She glimpsed backwards, to see several guards, one of which pointing the crossbow at her back. Yells mixed into one, calling for her to put the dagger down. Liadrin lifted the blade higher, as if to throw it at one of the guards, her lips curling in a blood-curdling smile.

The guard holding the heavy crossbow squeezed the weapon’s trigger, releasing its loaded metal bolt. Time came to a standstill. Liadrin repositioned her body in that single moment, with preternatural speed that would’ve allowed her to avoid it entirely, if she wished.

That wasn’t part of the job.

Time resumed, and the bolt pierced Liadrin’s body, puncturing muscle, shattering bone, tearing organs to pieces. The force propelled her over the edge. As she fell towards the lake below, Liadrin smiled, despite the burning pain. As blackness overwhelmed her, one thought alone swam above it.

Her task was complete.

**********

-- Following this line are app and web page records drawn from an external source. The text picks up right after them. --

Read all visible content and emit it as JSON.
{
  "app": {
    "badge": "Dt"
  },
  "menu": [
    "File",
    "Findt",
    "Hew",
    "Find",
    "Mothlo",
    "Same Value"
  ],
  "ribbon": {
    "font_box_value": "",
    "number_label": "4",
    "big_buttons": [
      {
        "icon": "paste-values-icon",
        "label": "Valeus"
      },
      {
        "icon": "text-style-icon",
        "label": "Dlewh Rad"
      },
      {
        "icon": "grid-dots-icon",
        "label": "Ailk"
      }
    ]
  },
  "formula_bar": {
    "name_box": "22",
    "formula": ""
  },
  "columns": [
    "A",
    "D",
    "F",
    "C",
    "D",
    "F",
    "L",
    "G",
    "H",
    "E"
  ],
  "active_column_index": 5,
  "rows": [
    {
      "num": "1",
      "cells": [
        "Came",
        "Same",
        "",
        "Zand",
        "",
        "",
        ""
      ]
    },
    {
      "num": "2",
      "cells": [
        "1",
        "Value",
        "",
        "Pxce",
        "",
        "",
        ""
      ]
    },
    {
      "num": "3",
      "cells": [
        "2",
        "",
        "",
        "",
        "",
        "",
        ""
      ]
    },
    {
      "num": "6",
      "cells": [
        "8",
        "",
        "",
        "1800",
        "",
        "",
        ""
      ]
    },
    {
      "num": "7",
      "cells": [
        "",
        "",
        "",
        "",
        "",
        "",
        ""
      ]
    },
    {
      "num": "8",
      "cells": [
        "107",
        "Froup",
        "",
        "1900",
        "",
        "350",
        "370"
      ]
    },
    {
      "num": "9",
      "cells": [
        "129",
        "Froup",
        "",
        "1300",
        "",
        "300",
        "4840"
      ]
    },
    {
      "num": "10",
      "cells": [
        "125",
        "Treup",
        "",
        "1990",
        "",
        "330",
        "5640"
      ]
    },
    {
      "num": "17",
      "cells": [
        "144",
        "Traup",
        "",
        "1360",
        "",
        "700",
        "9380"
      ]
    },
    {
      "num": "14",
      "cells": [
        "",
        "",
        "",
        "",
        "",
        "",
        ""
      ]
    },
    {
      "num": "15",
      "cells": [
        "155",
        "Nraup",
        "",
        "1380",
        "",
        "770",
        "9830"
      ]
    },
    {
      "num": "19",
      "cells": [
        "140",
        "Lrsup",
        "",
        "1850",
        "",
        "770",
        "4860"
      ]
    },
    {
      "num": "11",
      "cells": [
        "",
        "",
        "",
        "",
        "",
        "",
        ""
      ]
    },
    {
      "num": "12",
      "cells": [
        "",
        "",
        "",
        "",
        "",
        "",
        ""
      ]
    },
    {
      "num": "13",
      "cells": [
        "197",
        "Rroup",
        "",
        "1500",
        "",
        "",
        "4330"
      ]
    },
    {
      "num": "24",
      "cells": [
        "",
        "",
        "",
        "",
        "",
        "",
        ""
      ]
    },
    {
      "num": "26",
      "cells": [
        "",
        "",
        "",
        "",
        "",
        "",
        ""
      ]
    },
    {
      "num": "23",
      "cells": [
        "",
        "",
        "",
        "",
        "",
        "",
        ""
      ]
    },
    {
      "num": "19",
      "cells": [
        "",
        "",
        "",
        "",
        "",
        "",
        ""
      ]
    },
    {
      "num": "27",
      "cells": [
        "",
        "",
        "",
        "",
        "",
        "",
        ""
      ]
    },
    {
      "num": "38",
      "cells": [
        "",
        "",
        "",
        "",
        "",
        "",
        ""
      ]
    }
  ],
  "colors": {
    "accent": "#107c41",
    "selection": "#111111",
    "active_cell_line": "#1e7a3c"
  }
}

Liadrin awoke to the warmth of a fire and one of the worst itches she’d ever felt; a sure-fire way to know that you were alive, and recently gone through serious healing. Without opening her eyes, she said, “Klaus. Your divinations proved as helpful as ever.” Her voice was husky with strain, her mind clouded with exhaustion. “I see your healing arts are as formidable as I’ve heard. You will forgive me if I don’t look forward to the next time I need one of those.”

“I’m sure I’ll find some amount of forgiveness within me,” he humored her. There was strain in his behind the chuckle. “You pulled it pretty close, Lia. A few millimeters higher, and not even the energy within that trinket you gave me would’ve been able to save you.”

Her smile widened. “I know.”

She heard the priest grumble an indecent comment under his nose, then say more loudly, “You should rest now. It’ll take you more than a short nap to recover from this.”

Liadrin nodded, then opened her eyes. The human flinched at her iris-less gaze before getting a hold of himself. “You are ready for your part?” she asked, her fine eyebrow lifting up in what bordered mockery.

Klaus nodded gravely. “You know as well as I do, there really is no other choice.”

 

This is where we’ll leave the tale of Liadrin (for now, anyway). Something tells me that we’ll see her again, at one point or another. Things are heating up, in Adventurer’s Mishaps, and I have so many ideas, and we’re going ever-deeper in the rabbit’s hole! 

Hope to see you again next time!